Behind "the Twinkie Defense" - Page 2

The reporter who coined the infamous phrase in the Guardian looks back at the White trial
|
()
Defenseless

One even testified that, "If not for the aggravating fact of junk food, the homicides might not have taken place."

* * *

The Twinkie was invented in 1930 by James Dewar, who described it as "the best darn-tootin' idea I ever had." He got the idea of injecting little cakes with sugary cream-like filling and came up with the name while on a business trip, where he saw a billboard for Twinkle Toe Shoes. "I shortened it to make it a little zippier for the kids," he said.

In the wake of the Twinkie defense, a representative of the ITT-owned Continental Baking Company asserted that the notion that overdosing on the cream-filled goodies could lead to murderous behavior was "poppycock" and "crap" -- apparently two of the artificial ingredients in Twinkies, along with sodium pyrophosphate and yellow dye -- while another spokesperson for ITT couldn't believe "that a rational jury paid serious attention to that issue."

Nevertheless, some jurors did.
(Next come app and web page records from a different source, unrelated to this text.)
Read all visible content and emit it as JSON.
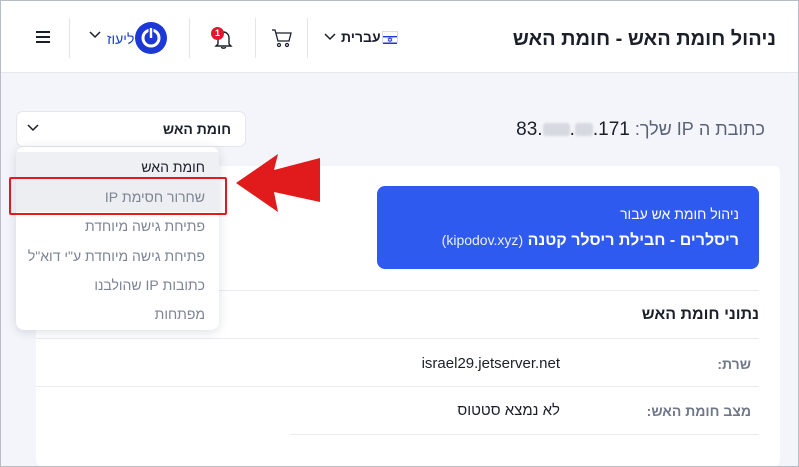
{
  "header": {
    "title": "ניהול חומת האש - חומת האש",
    "user_name": "ליעוז",
    "notification_count": "1",
    "language_label": "עברית",
    "icons": {
      "menu": "hamburger-icon",
      "power": "power-icon",
      "bell": "bell-icon",
      "cart": "cart-icon",
      "flag": "israel-flag-icon"
    }
  },
  "ip_info": {
    "label": "כתובת ה IP שלך:",
    "ip_start": "83.",
    "ip_mid": ".",
    "ip_end": ".171"
  },
  "firewall_dropdown": {
    "selected": "חומת האש",
    "options": [
      "חומת האש",
      "שחרור חסימת IP",
      "פתיחת גישה מיוחדת",
      "פתיחת גישה מיוחדת ע\"י דוא\"ל",
      "כתובות IP שהולבנו",
      "מפתחות"
    ]
  },
  "banner": {
    "line1": "ניהול חומת אש עבור",
    "line2": "ריסלרים - חבילת ריסלר קטנה",
    "domain": "(kipodov.xyz)"
  },
  "details": {
    "title": "נתוני חומת האש",
    "rows": [
      {
        "label": "שרת:",
        "value": "israel29.jetserver.net"
      },
      {
        "label": "מצב חומת האש:",
        "value": "לא נמצא סטטוס"
      }
    ]
  },
  "colors": {
    "accent": "#2f5af0",
    "brand_blue": "#1c38d6",
    "annotation_red": "#e11b1b",
    "badge_red": "#e0172d"
  }
}
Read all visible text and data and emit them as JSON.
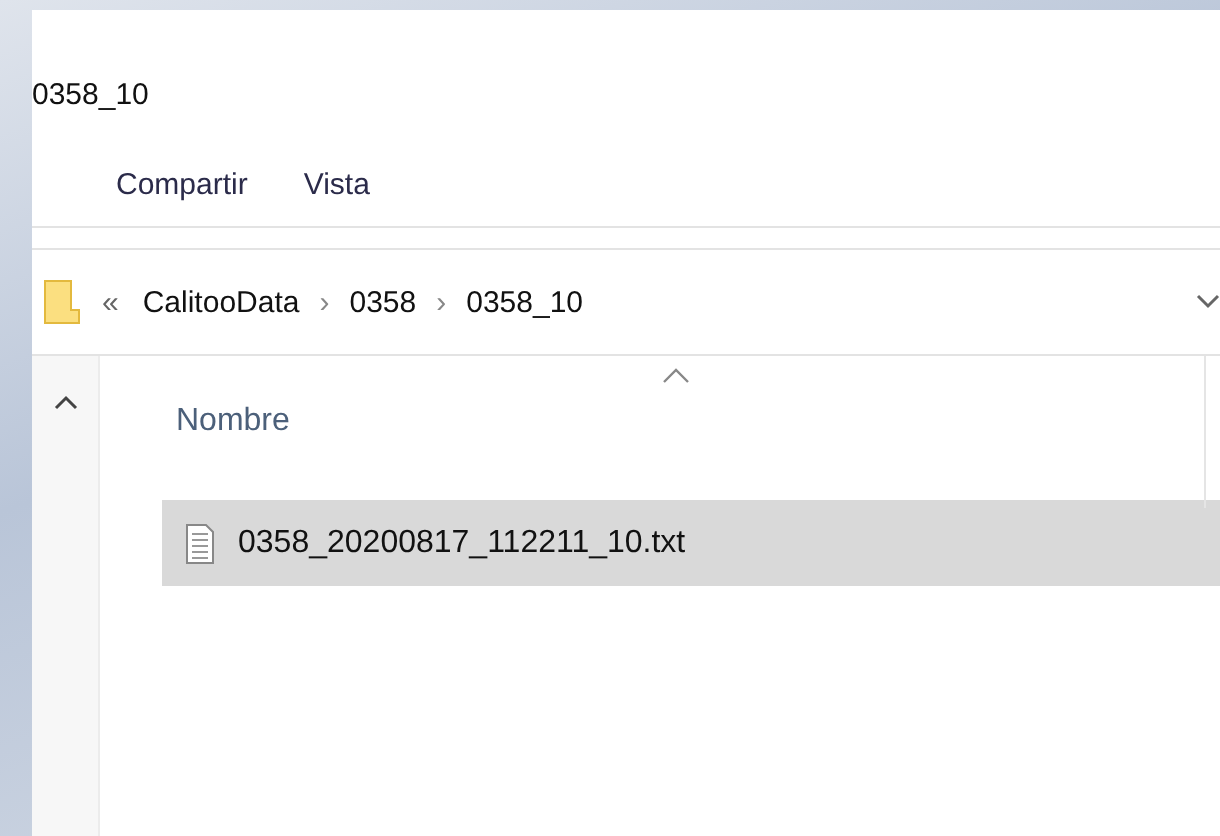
{
  "window": {
    "title": "0358_10"
  },
  "ribbon_tabs": [
    {
      "label": "Compartir",
      "selected": false
    },
    {
      "label": "Vista",
      "selected": false
    }
  ],
  "address_bar": {
    "overflow": "«",
    "path": [
      "CalitooData",
      "0358",
      "0358_10"
    ],
    "separator": "›"
  },
  "columns": [
    {
      "label": "Nombre",
      "sorted": true
    }
  ],
  "files": [
    {
      "name": "0358_20200817_112211_10.txt",
      "selected": true
    }
  ]
}
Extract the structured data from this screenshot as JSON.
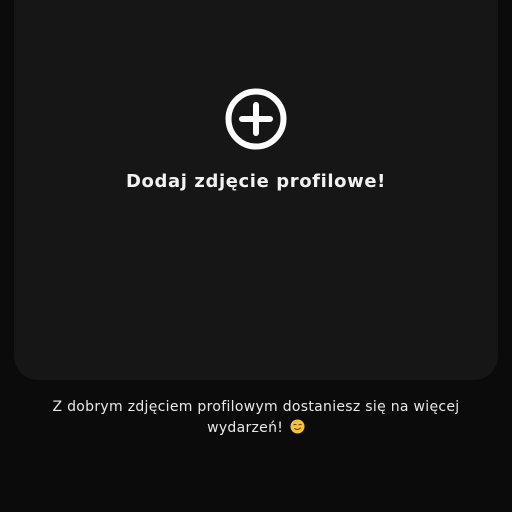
{
  "profile_photo": {
    "add_icon": "plus-circle-icon",
    "title": "Dodaj zdjęcie profilowe!"
  },
  "hint": {
    "line1": "Z dobrym zdjęciem profilowym dostaniesz się na więcej",
    "line2": "wydarzeń!",
    "emoji_icon": "smirking-face-emoji"
  },
  "colors": {
    "background": "#0b0b0b",
    "card": "#161616",
    "text": "#f2f2f2"
  }
}
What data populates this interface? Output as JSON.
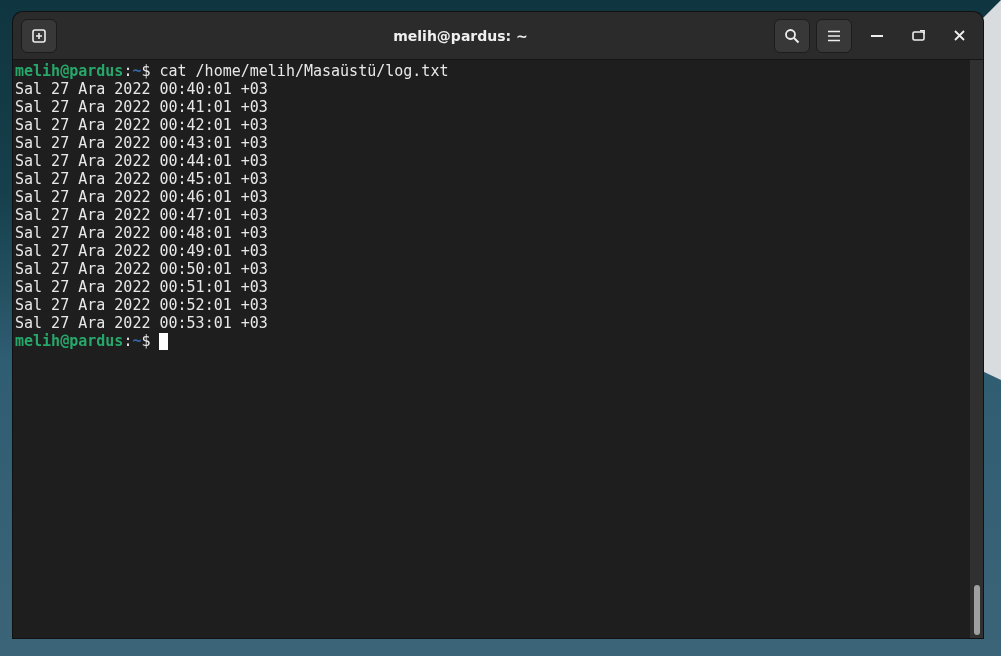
{
  "window": {
    "title": "melih@pardus: ~"
  },
  "terminal": {
    "lines": [
      {
        "kind": "prompt",
        "user_host": "melih@pardus",
        "separator": ":",
        "path": "~",
        "symbol": "$",
        "command": "cat /home/melih/Masaüstü/log.txt",
        "cursor": false
      },
      {
        "kind": "output",
        "text": "Sal 27 Ara 2022 00:40:01 +03"
      },
      {
        "kind": "output",
        "text": "Sal 27 Ara 2022 00:41:01 +03"
      },
      {
        "kind": "output",
        "text": "Sal 27 Ara 2022 00:42:01 +03"
      },
      {
        "kind": "output",
        "text": "Sal 27 Ara 2022 00:43:01 +03"
      },
      {
        "kind": "output",
        "text": "Sal 27 Ara 2022 00:44:01 +03"
      },
      {
        "kind": "output",
        "text": "Sal 27 Ara 2022 00:45:01 +03"
      },
      {
        "kind": "output",
        "text": "Sal 27 Ara 2022 00:46:01 +03"
      },
      {
        "kind": "output",
        "text": "Sal 27 Ara 2022 00:47:01 +03"
      },
      {
        "kind": "output",
        "text": "Sal 27 Ara 2022 00:48:01 +03"
      },
      {
        "kind": "output",
        "text": "Sal 27 Ara 2022 00:49:01 +03"
      },
      {
        "kind": "output",
        "text": "Sal 27 Ara 2022 00:50:01 +03"
      },
      {
        "kind": "output",
        "text": "Sal 27 Ara 2022 00:51:01 +03"
      },
      {
        "kind": "output",
        "text": "Sal 27 Ara 2022 00:52:01 +03"
      },
      {
        "kind": "output",
        "text": "Sal 27 Ara 2022 00:53:01 +03"
      },
      {
        "kind": "prompt",
        "user_host": "melih@pardus",
        "separator": ":",
        "path": "~",
        "symbol": "$",
        "cursor": true
      }
    ]
  }
}
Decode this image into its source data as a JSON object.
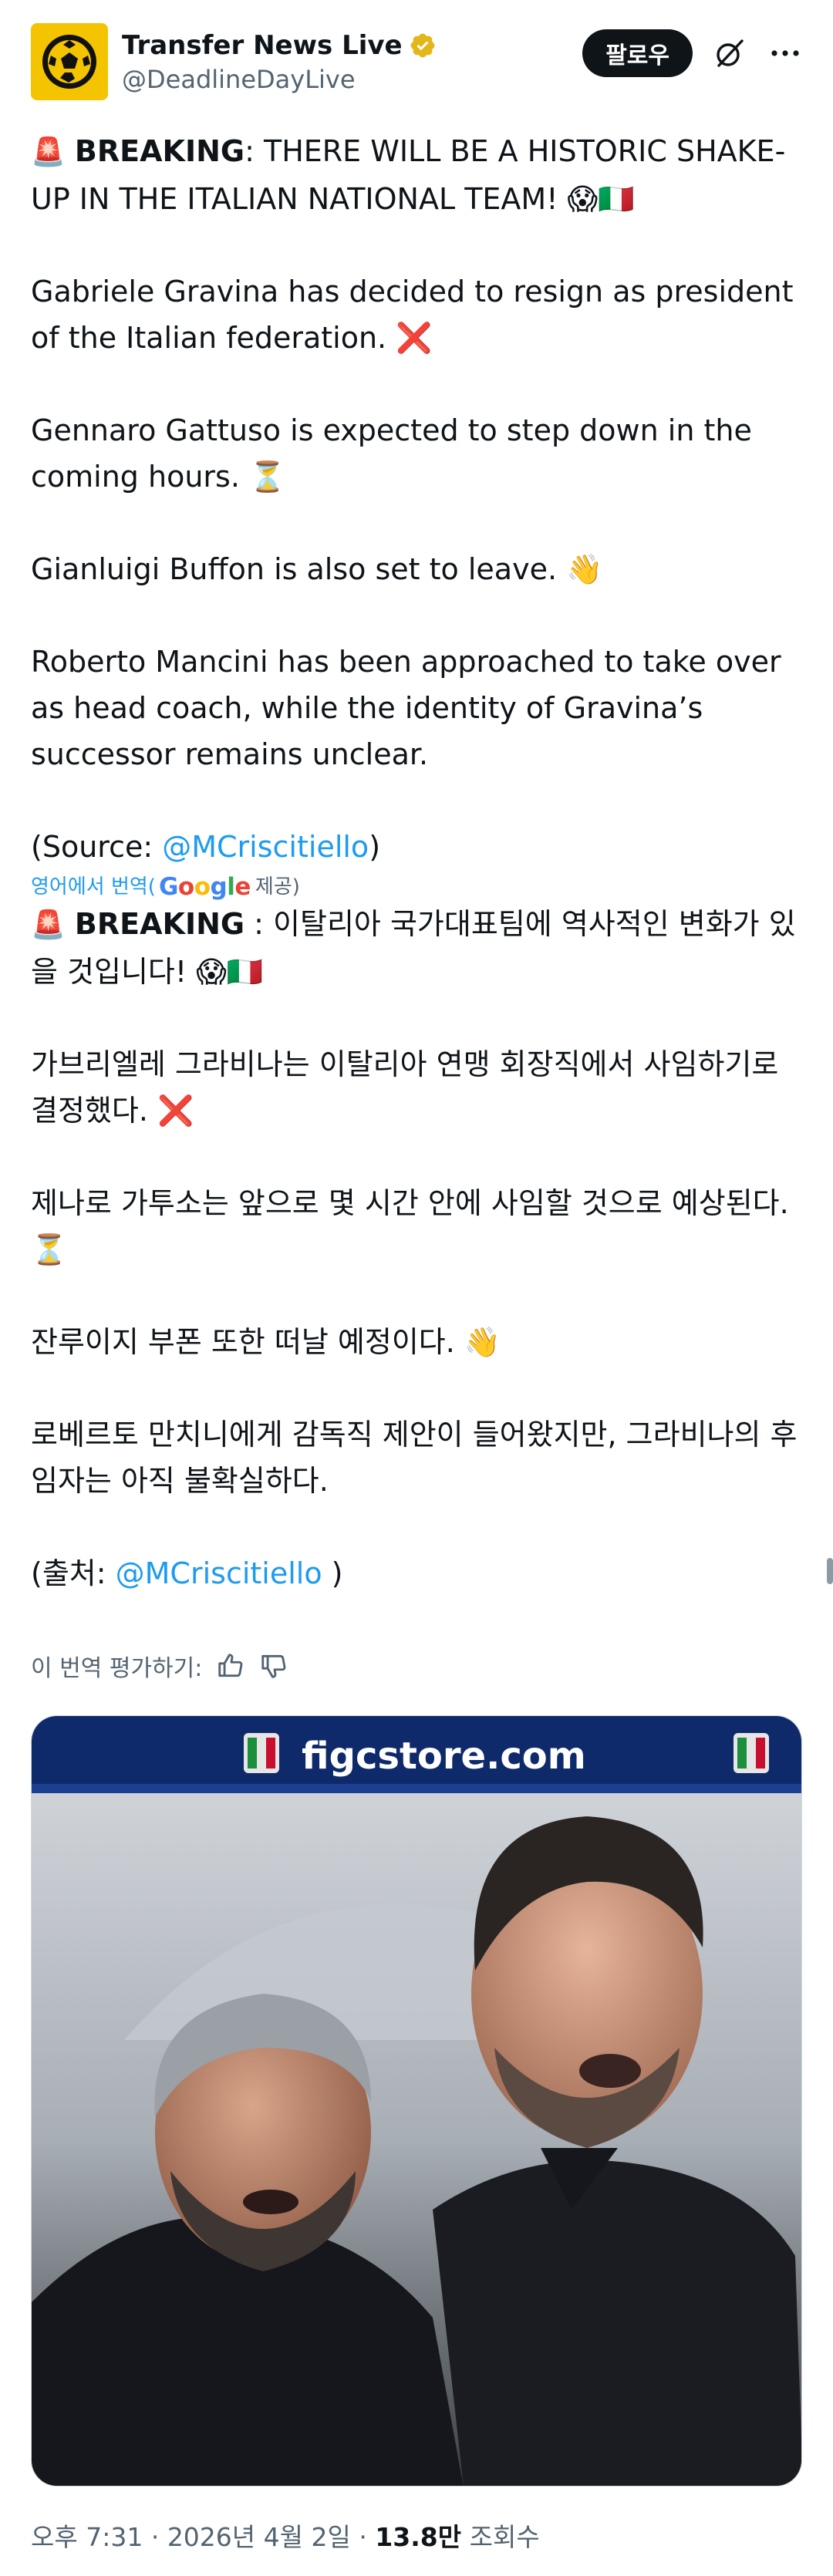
{
  "author": {
    "display_name": "Transfer News Live",
    "handle": "@DeadlineDayLive",
    "verified": true,
    "avatar_icon": "soccer-ball-icon",
    "avatar_color": "#f5c400"
  },
  "actions": {
    "follow_label": "팔로우",
    "grok_icon": "grok-icon",
    "more_icon": "more-icon"
  },
  "original": {
    "p1_lead": "BREAKING",
    "p1_rest": ": THERE WILL BE A HISTORIC SHAKE-UP IN THE ITALIAN NATIONAL TEAM! 😱🇮🇹",
    "p2": "Gabriele Gravina has decided to resign as president of the Italian federation. ❌",
    "p3": "Gennaro Gattuso is expected to step down in the coming hours. ⏳",
    "p4": "Gianluigi Buffon is also set to leave. 👋",
    "p5": "Roberto Mancini has been approached to take over as head coach, while the identity of Gravina’s successor remains unclear.",
    "source_prefix": "(Source: ",
    "source_mention": "@MCriscitiello",
    "source_suffix": ")"
  },
  "translation_bar": {
    "link": "영어에서 번역",
    "open": "(",
    "google": "Google",
    "provided": " 제공)"
  },
  "translated": {
    "p1_lead": "BREAKING",
    "p1_rest": " : 이탈리아 국가대표팀에 역사적인 변화가 있을 것입니다! 😱🇮🇹",
    "p2": "가브리엘레 그라비나는 이탈리아 연맹 회장직에서 사임하기로 결정했다. ❌",
    "p3": "제나로 가투소는 앞으로 몇 시간 안에 사임할 것으로 예상된다. ⏳",
    "p4": "잔루이지 부폰 또한 떠날 예정이다. 👋",
    "p5": "로베르토 만치니에게 감독직 제안이 들어왔지만, 그라비나의 후임자는 아직 불확실하다.",
    "source_prefix": "(출처: ",
    "source_mention": "@MCriscitiello",
    "source_suffix": " )"
  },
  "rate_translation": {
    "label": "이 번역 평가하기:",
    "up_icon": "thumbs-up-icon",
    "down_icon": "thumbs-down-icon"
  },
  "media": {
    "banner_text": "figcstore.com",
    "alt": "photo"
  },
  "meta": {
    "time": "오후 7:31",
    "sep1": " · ",
    "date": "2026년 4월 2일",
    "sep2": " · ",
    "views_count": "13.8만",
    "views_label": " 조회수"
  },
  "colors": {
    "link": "#1d9bf0",
    "text": "#0f1419",
    "secondary": "#536471",
    "siren": "#e0245e"
  }
}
One remarked after the trial that "It sounded like Dan White had hypoglycemia."

Doug Schmidt's closing argument became almost an apologetic parody of his own defense. He told the jury that White did not have to be "slobbering at the mouth" to be subject to diminished capacity. Nor, he said, was this simply a case of "Eat a Twinkie and go crazy."

When Superior Court Judge Walter Calcagno presented the jury with his instructions, he assured them access to the evidence, except that they would not be allowed to have possession of White's .38 special and his ammunition at the same time. After all, these deliberations can get pretty heated. The judge was acting like a concerned schoolteacher offering Twinkies to students but witholding the cream-fillng to avoid any possible mess.

Each juror originally had to swear devotion to the criminal justice system. It was that very system that had allowed for a shrewd defense attorney's transmutation of a double political execution into the mere White Sugar Murders. On the walls of the city, graffiti cautioned, "Eat a Twinkie -- Kill a Cop!"

* * *

On the 50th anniversary of the Twinkie, inventor Dewar said, "Some people say Twinkies are the quintessential junk food, but I believe in the things. I fed them to my four kids, and they feed them to my 15 grandchildren. Twinkies never hurt them." A year later, the world's largest Twinkie was unveiled in Boston. It was 10 feet long, 3 feet 6 inches high, 3 feet 8 inches wide, and weighed more than a ton.

In January 1984, Dan White was released from prison. He had served a little more than five years. The estimated shelf life of a Twinkie was seven years. That's two years longer than White spent behind bars. When he was released, that Twinkie in his cupboard was still edible. But perhaps, instead of eating it, he would have it bronzed.

In October 1985, he committed suicide by carbon monoxide poisoning in his garage. He taped a note to the windshield of his car, reading, "I'm sorry for all the pain and trouble I've caused."

I accepted his apology. I had gotten caught in the post-verdict riot and was beaten by a couple of cops. My gait was affected, and ultimately, as a result I now walk with a cane. At the airport, I have to put the cane on the conveyor belt along with my overnight bag and my shoes, but then I'm handed another cane to go through the metal detector. You just never know what could be hidden inside a cane.

Paul Krassner is the author of Who's to Say What's Obscene: Politics, Culture and Comedy in America Today, to be published by City Lights Books in July 2009.


Click here
to read Krassner's original coverage of the Dan White Trial from the Guardian in 1979.

>>Back to the Milk Issue

Also from this author

  • LSD as gateway drug

    When I told my mother about taking LSD, she was quite concerned